micron

Pronunciation /ˈmīˌkrän/ /ˈmaɪˌkrɑn/

Translate micron into Spanish

noun

  • A unit of length equal to one millionth of a meter; a micrometer.

    ‘Plastic shopping bags are currently about 15 microns thick (a micron is a thousandth of a millimetre).’
    • ‘Nanowires are crystals only a few nanometers in diameter but up to several microns in length.’
    • ‘While microscopic, the particles are large enough to be measured in microns, or millionths of a meter.’
    • ‘Each ring - composed of polymer chains abandoned as the solvent receded - is several nanometers high and several microns wide.’
    • ‘They used computers to design the complex branching of the veins and arteries that ranged from 10 microns to 3 millimetres wide.’
    • ‘Banning carry bags less than 20 microns or five microns doesn't quite matter because these bags are recyclable.’
    • ‘There's a thousand microns in a millimetre for reference there.’
    • ‘Most fluid inclusions are small, only a few microns to tens of microns in diameter, but large inclusions visible to the naked eye are known.’
    • ‘The bubbles then expand to a much larger size, about 6,000 microns, or millionths of a meter - large enough to be seen with the unaided eye.’
    • ‘The tip has a microporosity of less than or equal to 0.22 microns.’
    • ‘The reactors range in diameter from about 400 to 60 microns, or millionths of a meter.’
    • ‘One micron is 1 millionth of a meter, and chips with narrower gaps between transistors can perform more functions faster.’
    • ‘Their lengths vary greatly in a population, with the most common length being about a micron.’
    • ‘A nanometer is one-thousandth of a micron, which is one millionth of a meter.’
    • ‘To make fibers up to tens of microns across, scientists must align hundreds of the nanotubes into bundles.’
    • ‘Primary fuel filters, once designed to remove 150-micron particles, are now rated for 10 microns.’
    • ‘The price differential between broader micron wools, used for carpets, and the finer microns, used for luxury clothing, is returning to normal.’
    • ‘At present, inkjet nozzles can achieve resolutions of about 25 microns, compared to the latest die size of 0.13 microns, using silicon.’
    • ‘The human eye can only see objects as small as about 40 microns, but most oil contaminants are about 5 microns.’
    • ‘Most of these creatures are quite small; from less than a micron in diameter to a few centimeters.’

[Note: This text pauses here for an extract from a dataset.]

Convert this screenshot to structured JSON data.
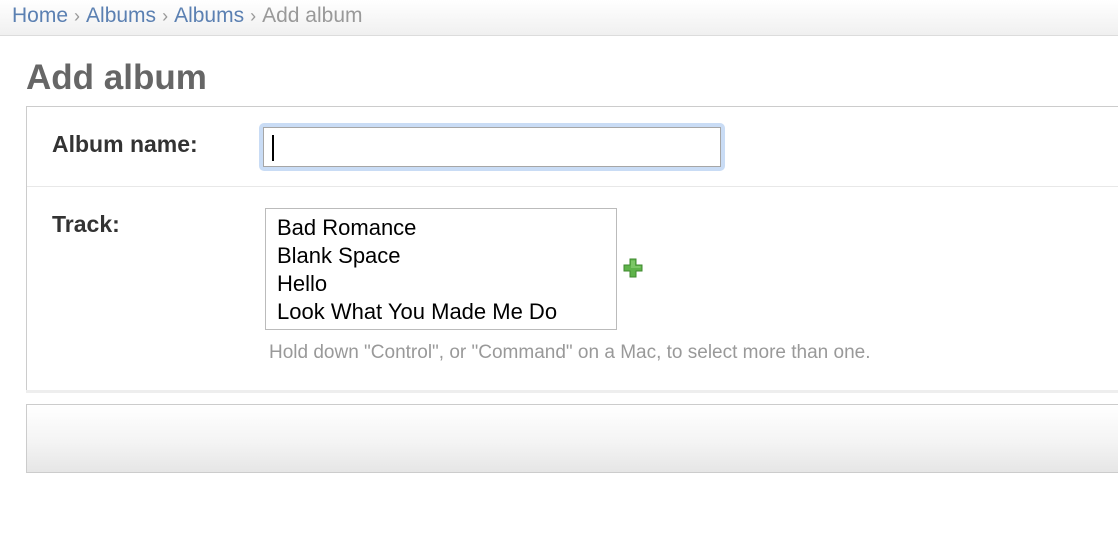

Usage

In the International System of Units the standard term for the unit is micrometer rather than micron

Origin

Late 19th century from Greek mikron, neuter of mikros ‘small’.